It seems to me that there is no bearing on how popular a blog is due to which service or platform it uses, and that i suppose is the key point. For those of us that trawl the blogosphere day in day out, we are looking for great content, ideas, passions and nuances. Things that sup rise and engage, and hopefully sometimes shock. But there definitely is something to be said for aesthetics, usability and ease on the eye. No-one wants to feel like they are having their frontal cortex gouged out with a blunt spoon just to read about another twitter application, regardless of how cute or clever it is.

Can Twittering Be Taught, or do we all end up Twats?

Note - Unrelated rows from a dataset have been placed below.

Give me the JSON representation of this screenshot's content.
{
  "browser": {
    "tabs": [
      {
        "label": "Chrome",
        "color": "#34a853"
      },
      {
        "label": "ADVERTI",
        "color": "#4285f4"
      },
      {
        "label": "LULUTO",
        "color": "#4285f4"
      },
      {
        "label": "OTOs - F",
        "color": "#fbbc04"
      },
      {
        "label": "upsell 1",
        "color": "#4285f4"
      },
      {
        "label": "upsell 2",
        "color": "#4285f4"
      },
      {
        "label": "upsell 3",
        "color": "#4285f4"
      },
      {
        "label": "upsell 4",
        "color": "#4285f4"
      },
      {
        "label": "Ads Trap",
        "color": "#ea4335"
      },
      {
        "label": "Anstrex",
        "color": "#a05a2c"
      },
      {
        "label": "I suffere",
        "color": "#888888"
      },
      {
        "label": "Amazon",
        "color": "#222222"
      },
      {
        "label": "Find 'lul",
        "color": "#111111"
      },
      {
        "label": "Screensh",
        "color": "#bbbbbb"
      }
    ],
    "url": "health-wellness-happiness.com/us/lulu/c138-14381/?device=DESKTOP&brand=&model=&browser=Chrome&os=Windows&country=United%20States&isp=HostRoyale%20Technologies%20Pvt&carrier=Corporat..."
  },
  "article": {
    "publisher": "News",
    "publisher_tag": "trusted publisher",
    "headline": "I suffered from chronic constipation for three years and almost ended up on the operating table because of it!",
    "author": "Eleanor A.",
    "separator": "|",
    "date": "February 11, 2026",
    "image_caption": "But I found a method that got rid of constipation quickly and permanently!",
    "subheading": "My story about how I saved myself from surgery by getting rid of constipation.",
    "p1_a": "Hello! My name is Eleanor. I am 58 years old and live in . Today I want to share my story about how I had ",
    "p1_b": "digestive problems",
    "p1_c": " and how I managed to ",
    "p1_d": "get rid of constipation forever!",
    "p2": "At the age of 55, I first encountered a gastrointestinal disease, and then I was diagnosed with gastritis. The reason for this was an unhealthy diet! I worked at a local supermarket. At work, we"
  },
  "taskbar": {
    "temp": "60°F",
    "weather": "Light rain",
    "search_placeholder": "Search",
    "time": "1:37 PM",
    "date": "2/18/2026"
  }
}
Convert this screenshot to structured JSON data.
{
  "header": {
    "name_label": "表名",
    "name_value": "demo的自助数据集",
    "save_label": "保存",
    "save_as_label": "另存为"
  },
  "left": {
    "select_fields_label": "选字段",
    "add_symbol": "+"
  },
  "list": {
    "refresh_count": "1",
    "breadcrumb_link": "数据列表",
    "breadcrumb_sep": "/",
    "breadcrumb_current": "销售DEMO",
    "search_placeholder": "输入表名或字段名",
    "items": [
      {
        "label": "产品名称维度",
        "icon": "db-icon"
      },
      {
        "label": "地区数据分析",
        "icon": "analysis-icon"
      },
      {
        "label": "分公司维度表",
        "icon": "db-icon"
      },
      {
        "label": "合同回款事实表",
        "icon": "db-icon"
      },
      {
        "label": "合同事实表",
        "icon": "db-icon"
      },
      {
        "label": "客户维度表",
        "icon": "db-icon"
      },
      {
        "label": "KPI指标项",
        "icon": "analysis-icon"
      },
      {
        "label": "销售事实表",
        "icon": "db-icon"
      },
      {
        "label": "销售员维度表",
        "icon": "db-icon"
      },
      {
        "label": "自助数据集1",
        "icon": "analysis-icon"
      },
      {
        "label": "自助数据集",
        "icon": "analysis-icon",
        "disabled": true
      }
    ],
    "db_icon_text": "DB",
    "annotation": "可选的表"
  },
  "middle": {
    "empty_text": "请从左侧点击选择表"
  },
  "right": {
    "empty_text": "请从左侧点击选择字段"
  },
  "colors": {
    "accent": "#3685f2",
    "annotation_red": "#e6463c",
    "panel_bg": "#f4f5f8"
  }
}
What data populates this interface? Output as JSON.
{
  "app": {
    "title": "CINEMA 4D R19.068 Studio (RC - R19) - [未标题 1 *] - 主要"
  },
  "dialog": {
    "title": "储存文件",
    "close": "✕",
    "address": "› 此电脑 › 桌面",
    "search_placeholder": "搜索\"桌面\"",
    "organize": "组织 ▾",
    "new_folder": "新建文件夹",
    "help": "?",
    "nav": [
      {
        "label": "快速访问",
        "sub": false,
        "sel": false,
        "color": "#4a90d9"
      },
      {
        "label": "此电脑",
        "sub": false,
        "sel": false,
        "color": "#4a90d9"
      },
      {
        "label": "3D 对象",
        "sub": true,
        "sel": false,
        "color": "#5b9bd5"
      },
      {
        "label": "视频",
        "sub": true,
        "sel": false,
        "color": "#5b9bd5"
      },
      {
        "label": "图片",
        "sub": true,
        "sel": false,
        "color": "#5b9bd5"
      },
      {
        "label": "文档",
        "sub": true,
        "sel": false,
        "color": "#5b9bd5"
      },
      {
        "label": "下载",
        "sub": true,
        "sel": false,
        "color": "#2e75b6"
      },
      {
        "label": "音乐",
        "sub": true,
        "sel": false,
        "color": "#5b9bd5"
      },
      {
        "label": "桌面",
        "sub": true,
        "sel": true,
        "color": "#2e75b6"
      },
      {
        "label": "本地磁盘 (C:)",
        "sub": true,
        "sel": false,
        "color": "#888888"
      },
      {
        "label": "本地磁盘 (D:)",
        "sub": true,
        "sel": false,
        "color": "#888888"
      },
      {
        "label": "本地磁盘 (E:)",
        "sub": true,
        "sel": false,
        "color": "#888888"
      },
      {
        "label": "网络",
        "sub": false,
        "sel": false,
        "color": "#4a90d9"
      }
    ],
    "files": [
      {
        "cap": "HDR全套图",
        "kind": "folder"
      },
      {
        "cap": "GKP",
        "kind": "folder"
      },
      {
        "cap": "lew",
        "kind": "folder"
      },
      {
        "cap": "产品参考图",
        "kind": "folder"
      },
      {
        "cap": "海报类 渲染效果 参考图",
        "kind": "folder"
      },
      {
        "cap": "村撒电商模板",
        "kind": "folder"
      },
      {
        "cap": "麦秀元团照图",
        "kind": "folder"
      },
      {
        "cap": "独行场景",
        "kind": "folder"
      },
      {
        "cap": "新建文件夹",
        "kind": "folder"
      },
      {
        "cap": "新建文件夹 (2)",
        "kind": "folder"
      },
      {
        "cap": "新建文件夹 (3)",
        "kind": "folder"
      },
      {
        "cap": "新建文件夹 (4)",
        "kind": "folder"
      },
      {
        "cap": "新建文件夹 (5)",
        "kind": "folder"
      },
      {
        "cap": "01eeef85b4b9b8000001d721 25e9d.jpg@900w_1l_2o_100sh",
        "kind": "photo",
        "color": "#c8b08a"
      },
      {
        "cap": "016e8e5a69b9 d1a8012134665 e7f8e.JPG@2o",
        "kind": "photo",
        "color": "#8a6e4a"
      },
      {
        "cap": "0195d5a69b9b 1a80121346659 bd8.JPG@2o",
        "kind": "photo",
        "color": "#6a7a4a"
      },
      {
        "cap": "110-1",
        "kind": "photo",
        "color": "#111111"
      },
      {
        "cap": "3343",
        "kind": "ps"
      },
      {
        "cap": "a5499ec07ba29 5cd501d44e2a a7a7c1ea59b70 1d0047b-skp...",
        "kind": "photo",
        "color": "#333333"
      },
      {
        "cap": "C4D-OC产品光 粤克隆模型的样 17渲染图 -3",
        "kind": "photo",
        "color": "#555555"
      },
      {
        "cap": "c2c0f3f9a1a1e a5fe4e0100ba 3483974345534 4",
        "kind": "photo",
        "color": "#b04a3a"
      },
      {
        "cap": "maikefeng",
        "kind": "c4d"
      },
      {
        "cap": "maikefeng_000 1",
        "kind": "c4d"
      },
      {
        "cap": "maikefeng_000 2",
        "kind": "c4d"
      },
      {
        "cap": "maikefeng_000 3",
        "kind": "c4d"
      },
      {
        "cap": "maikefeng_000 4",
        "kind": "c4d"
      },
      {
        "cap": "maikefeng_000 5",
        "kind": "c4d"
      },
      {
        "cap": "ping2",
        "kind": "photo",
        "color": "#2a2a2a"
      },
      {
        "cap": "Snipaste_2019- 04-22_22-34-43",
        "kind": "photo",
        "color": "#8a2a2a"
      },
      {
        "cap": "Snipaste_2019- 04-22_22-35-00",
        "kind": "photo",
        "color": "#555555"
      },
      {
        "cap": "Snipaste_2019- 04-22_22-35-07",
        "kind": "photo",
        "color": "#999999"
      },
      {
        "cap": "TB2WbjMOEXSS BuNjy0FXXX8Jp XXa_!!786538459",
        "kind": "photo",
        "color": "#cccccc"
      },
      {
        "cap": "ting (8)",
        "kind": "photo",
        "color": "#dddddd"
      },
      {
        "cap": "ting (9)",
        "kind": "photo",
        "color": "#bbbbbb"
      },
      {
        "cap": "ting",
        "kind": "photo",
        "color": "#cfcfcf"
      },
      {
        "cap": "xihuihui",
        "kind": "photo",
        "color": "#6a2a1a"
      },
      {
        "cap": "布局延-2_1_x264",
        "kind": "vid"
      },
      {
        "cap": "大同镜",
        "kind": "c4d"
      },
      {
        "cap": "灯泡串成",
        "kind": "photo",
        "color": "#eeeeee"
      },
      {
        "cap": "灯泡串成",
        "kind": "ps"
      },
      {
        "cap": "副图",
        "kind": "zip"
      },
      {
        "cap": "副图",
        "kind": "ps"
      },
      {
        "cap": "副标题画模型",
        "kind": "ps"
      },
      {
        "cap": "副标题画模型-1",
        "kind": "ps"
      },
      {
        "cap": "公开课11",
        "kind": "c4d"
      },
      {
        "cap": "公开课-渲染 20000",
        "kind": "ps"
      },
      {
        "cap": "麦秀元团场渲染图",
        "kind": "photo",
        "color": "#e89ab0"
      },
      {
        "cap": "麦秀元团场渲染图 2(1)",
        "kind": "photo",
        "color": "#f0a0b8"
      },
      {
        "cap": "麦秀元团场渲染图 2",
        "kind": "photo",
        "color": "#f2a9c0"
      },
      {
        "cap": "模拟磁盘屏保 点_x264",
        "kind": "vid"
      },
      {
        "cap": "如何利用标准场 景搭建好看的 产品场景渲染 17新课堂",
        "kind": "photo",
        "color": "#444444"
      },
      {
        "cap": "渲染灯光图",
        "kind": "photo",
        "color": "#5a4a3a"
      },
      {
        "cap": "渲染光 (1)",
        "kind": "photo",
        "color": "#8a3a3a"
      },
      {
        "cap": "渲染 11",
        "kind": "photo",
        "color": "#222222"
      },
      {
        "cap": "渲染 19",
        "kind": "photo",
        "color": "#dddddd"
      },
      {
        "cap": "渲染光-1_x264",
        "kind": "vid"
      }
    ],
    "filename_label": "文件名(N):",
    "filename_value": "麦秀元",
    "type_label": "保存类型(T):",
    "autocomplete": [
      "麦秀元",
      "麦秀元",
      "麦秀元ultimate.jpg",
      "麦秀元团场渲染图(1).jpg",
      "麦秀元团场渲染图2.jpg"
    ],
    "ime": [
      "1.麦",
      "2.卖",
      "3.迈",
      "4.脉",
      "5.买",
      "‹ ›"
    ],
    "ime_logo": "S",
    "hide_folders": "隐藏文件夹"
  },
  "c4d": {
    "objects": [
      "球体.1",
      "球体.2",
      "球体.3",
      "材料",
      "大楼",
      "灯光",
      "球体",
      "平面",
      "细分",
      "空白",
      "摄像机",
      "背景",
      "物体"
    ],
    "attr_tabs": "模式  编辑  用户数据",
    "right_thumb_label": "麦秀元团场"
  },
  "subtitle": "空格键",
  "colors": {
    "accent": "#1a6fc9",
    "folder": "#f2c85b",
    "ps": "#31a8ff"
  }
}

Around the office in the weeks preceeding Christmas, festive Twittering was running rampant. The clicking of fingers across keyboards embodying the very images of little birds chirping that would have the CEO’s at Twitter HQ salivating more than a dog in heat…

However the post Christmas-blues seems to now have the public tweetstream filled with nothing but vague resolutions and people finally waking up to the concept of tweeting, with idiotic mispelt messages, and information only useful to their mothers.

Which raises an interesting question, how in 2009 are we going to do something interesting with Twitter. As Barack Obama goes on to be President of the US this week, being the only successful user of twitter that seems to have had any significant impact outside of the Social Media Mogul world, the question seems all the more pertinent?

What are we going to do with Twitter. It seems the key issue is that to a newbie, a fledgling digital sparrow about to fly the online roost of more homely, snuggly environments of MySpace and Facebook, the whole Twitter ethos seems to stark a world.

Behind it’s cosy, cutesy image Twitter returns us a communication method much akin to SMS, one that is essential – Rude. There is something terrible offensive at the core of things that if used for a direct communication, you can only be bothered with 140 characters, let alone pick up the mobile phone from which you are most likely tweeting and call the person.

There are obvious applications for the service in the realms of internal communications. This seems obvious. If for nothing more to inform all your staff at once that there is free coffee in the bar, or that its pay day (as if they didn’t know already), surely this is worthwhile? One is yet to see this embraced fully, examples on a postcard… or maybe a carrier pigeon would be more apt?